The bulk of attrition comes in engineering and among pre-med majors, who typically leave STEM fields if their hopes for medical school fade. There is no doubt that the main majors are difficult and growing more complex. Some students still lack math preparation or aren’t willing to work hard enough.
Other deterrents are the tough freshman classes, typically followed by two years of fairly abstract courses leading to a senior research or design project. “It’s dry and hard to get through, so if you can create an oasis in there, it would be a good thing,” says Dr. Goldberg, who retired last year as an engineering professor at the University of Illinois at Urbana-Champaign and is now an education consultant.
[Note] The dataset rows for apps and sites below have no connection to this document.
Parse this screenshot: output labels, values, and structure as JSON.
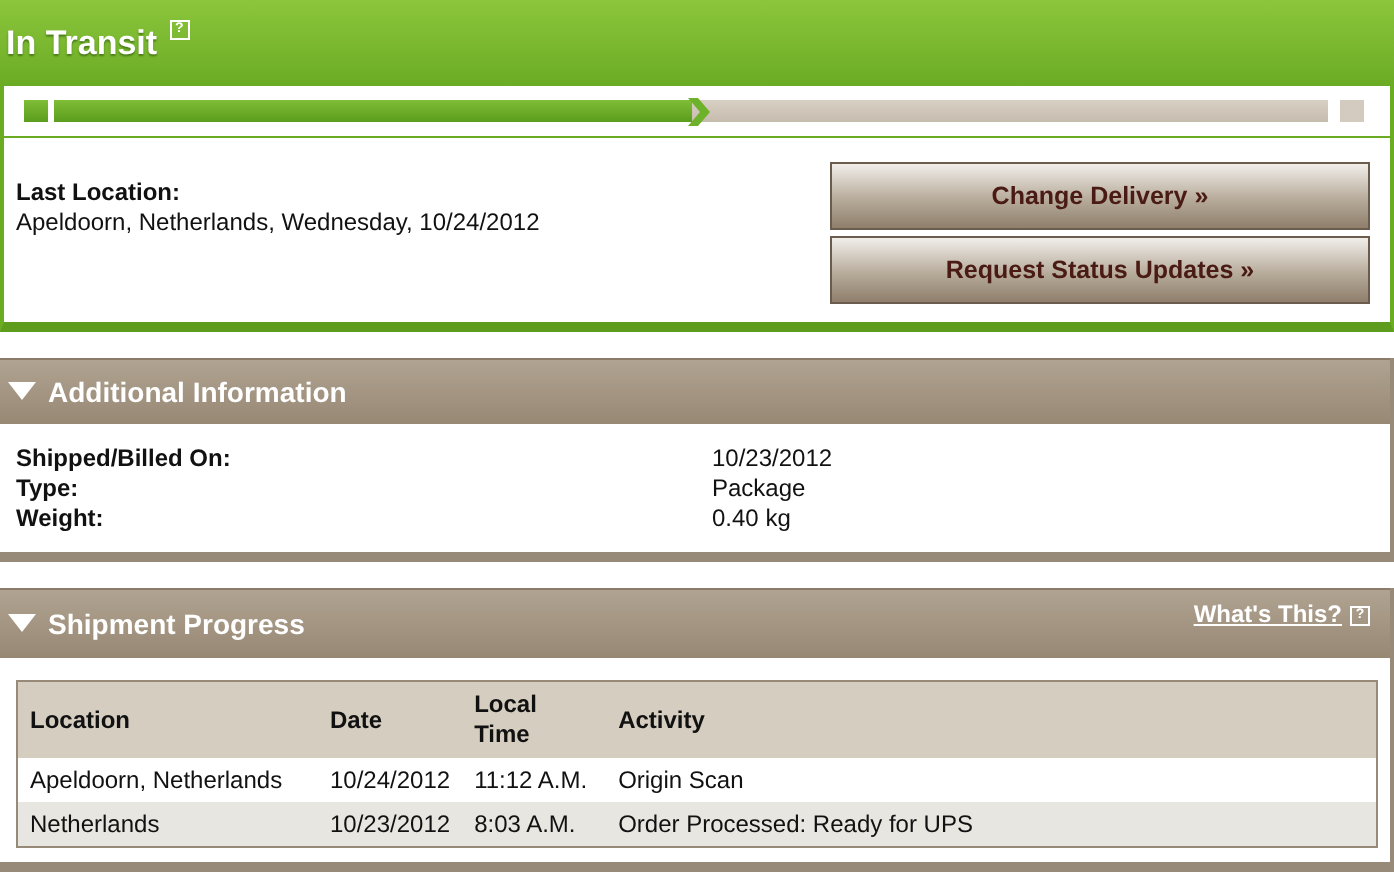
{
  "status": {
    "title": "In Transit",
    "help": "?",
    "progress": {
      "level": 0.5
    }
  },
  "last_location": {
    "label": "Last Location:",
    "value": "Apeldoorn, Netherlands, Wednesday, 10/24/2012"
  },
  "buttons": [
    "Change Delivery »",
    "Request Status Updates »"
  ],
  "additional_information": {
    "title": "Additional Information",
    "expanded": true,
    "rows": [
      {
        "label": "Shipped/Billed On:",
        "value": "10/23/2012"
      },
      {
        "label": "Type:",
        "value": "Package"
      },
      {
        "label": "Weight:",
        "value": "0.40 kg"
      }
    ]
  },
  "shipment_progress": {
    "title": "Shipment Progress",
    "expanded": true,
    "link": "What's This?",
    "help": "?",
    "table": {
      "columns": [
        "Location",
        "Date",
        "Local Time",
        "Activity"
      ],
      "rows": [
        [
          "Apeldoorn, Netherlands",
          "10/24/2012",
          "11:12 A.M.",
          "Origin Scan"
        ],
        [
          "Netherlands",
          "10/23/2012",
          "8:03 A.M.",
          "Order Processed: Ready for UPS"
        ]
      ]
    }
  }
}
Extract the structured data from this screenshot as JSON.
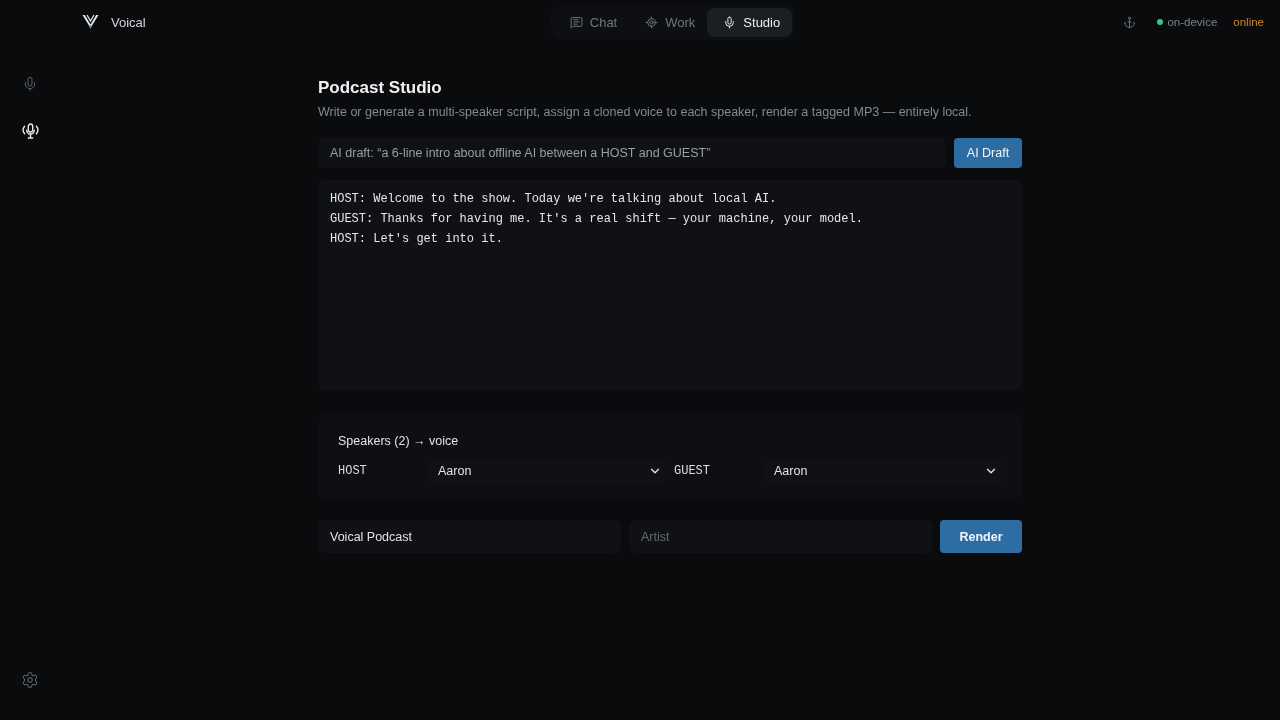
{
  "app": {
    "name": "Voical"
  },
  "tabs": [
    {
      "kind": "chat",
      "label": "Chat",
      "selected": false
    },
    {
      "kind": "work",
      "label": "Work",
      "selected": false
    },
    {
      "kind": "studio",
      "label": "Studio",
      "selected": true
    }
  ],
  "status": {
    "mode": "on-device",
    "connection": "online"
  },
  "sidebar": {
    "items": [
      {
        "kind": "mic",
        "selected": false
      },
      {
        "kind": "podcast",
        "selected": true
      }
    ]
  },
  "page": {
    "title": "Podcast Studio",
    "subtitle": "Write or generate a multi-speaker script, assign a cloned voice to each speaker, render a tagged MP3 — entirely local."
  },
  "draft": {
    "placeholder": "AI draft: “a 6-line intro about offline AI between a HOST and GUEST”",
    "button": "AI Draft"
  },
  "script": {
    "lines": [
      "HOST: Welcome to the show. Today we're talking about local AI.",
      "GUEST: Thanks for having me. It's a real shift — your machine, your model.",
      "HOST: Let's get into it."
    ]
  },
  "speakers": {
    "heading": "Speakers (2) → voice",
    "items": [
      {
        "name": "HOST",
        "voice": "Aaron"
      },
      {
        "name": "GUEST",
        "voice": "Aaron"
      }
    ]
  },
  "render": {
    "title": {
      "value": "Voical Podcast"
    },
    "artist": {
      "placeholder": "Artist"
    },
    "button": "Render"
  }
}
He thinks the president’s chances of getting his 10,000 engineers is “essentially nil.”
The latest research also suggests that there could be more subtle problems at work, like the proliferation of grade inflation in the humanities and social sciences, which provides another incentive for students to leave STEM majors. It is no surprise that grades are lower in math and science, where the answers are clear-cut and there are no bonus points for flair. Professors also say they are strict because science and engineering courses build on one another, and a student who fails to absorb the key lessons in one class will flounder in the next.